14

In making this decision, the ALJ stated that "to limit an employer to its original theory for section 8(f) relief would unfairly and unreasonably nullify the discovery tool in any case involving section 8(f) relief." Therefore, the ALJ concluded:

15

Employer [Newport News] asserts, and the Director does not dispute, that Employer was unaware of critical informa tion concerning Claimant's [Dillard] prior back injuries before referral of the matter to the Office of Administrative Law Judges for discovery and hearing . . . . Therefore, I find that the absolute defense is not available to the Director to defeat the Employer's section 8(f) claim as it relates to pre existing back injuries.*
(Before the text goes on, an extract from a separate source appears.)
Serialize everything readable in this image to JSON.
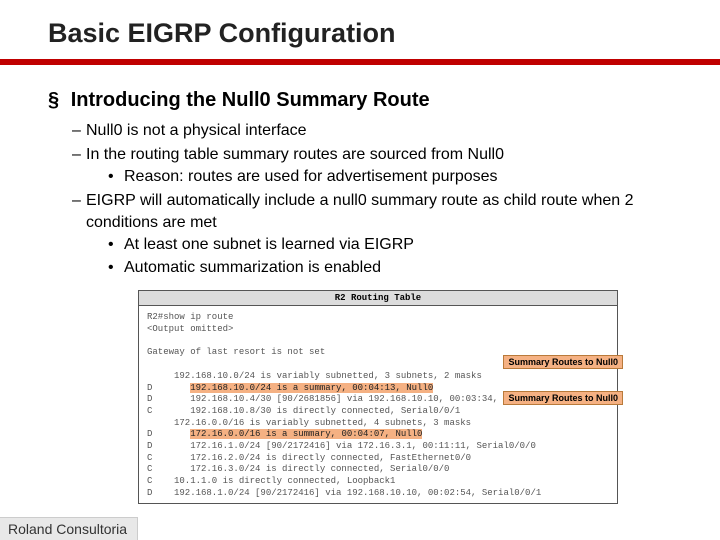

16

The ALJ's conclusion that Newport News was unaware of critical information, however, is not tantamount to a finding under § 8(f) that Newport News could not have reasonably anticipated Dillard's back condition as a ground for relief. Because the ALJ did not credit the absolute defense in the first place, he did not consider whether Newport News "could not have reasonably anticipated the liability of the special fund" based upon the evidence including medical reports that it possessed regarding Dillard's back injury at the time it filed the § 8(f) claim with the district director. In fact, the ALJ's opinion does not mention the language of § 8(f)(3) at all.

17

On appeal, the Review Board affirmed the ALJ's ruling. In its opinion, the Review Board stated:

18

The administrative law judge in effect found that the employer's claim for Section 8(f) relief based in claimant's pre-existing back injuries was not barred pursuant to Section 8(f)(3) because the employer could not have reasonably anticipated the liability of the Special Fund with regard to these injuries because it was unaware of critical information concerning claimant's prior back injuries prior to referral of the case to the Office of Administrative Law Judges.

19

By the statement just above, the Review Board attributed findings to the ALJ that the ALJ himself never made regarding Newport News' claim. In denying the Director's assertion of the absolute defense the ALJ failed to consider whether Newport News could have reasonably anticipated the special fund's liability; an issue that arises once the ALJ reaches the initial conclusion that the absolute defense applies. Whatever its powers on review, the Board cannot supply in lieu of what the ALJ did not find, what he intended to find, or what he "in effect" found, rather it must deal with stated findings or the absence thereof.

20

Because the ALJ denied the Director's absolute defense, he never made the required finding as to whether Newport News could have reasonably anticipated the liability of the special fund as to Dillard's back injury. Therefore, we must remand as "[o]nly an ALJ has the power to make the factual findings, assess the credibility of the relevant witnesses, and resolve any inconsistencies in the evidence necessary to determine if Newport News demonstrated that it could not have reasonably anticipated the late-asserted ground for § 8(f) relief at the time the company initially filed its application with the district director." Newport News, 134 F.3d at 1246.

21

Because the ALJ failed to credit the Director's assertion of the absolute defense in § 8(f)(3), and the Review Board affirmed without the necessary factual findings before it, we grant the petition for review, vacate the order reviewed, and remand this case to the Board for further proceedings consistent with this opinion.

22

PETITION GRANTED AND CASE REMANDED WITH INSTRUCTIONS

Notes:

*

The ALJ relied on Elliott v. Newport News Shipbuilding and Dry Dock Co., 29 BRBS 31 (ALJ)(1994) in deciding that Newport News could add a new ground for relief. We subsequently reversed the Elliott decision in Newport News, 134 F.3d at 1245 as discussed above. Our decision in Newport News had not yet been published at the time of the ALJ's decision to deny the absolute defense.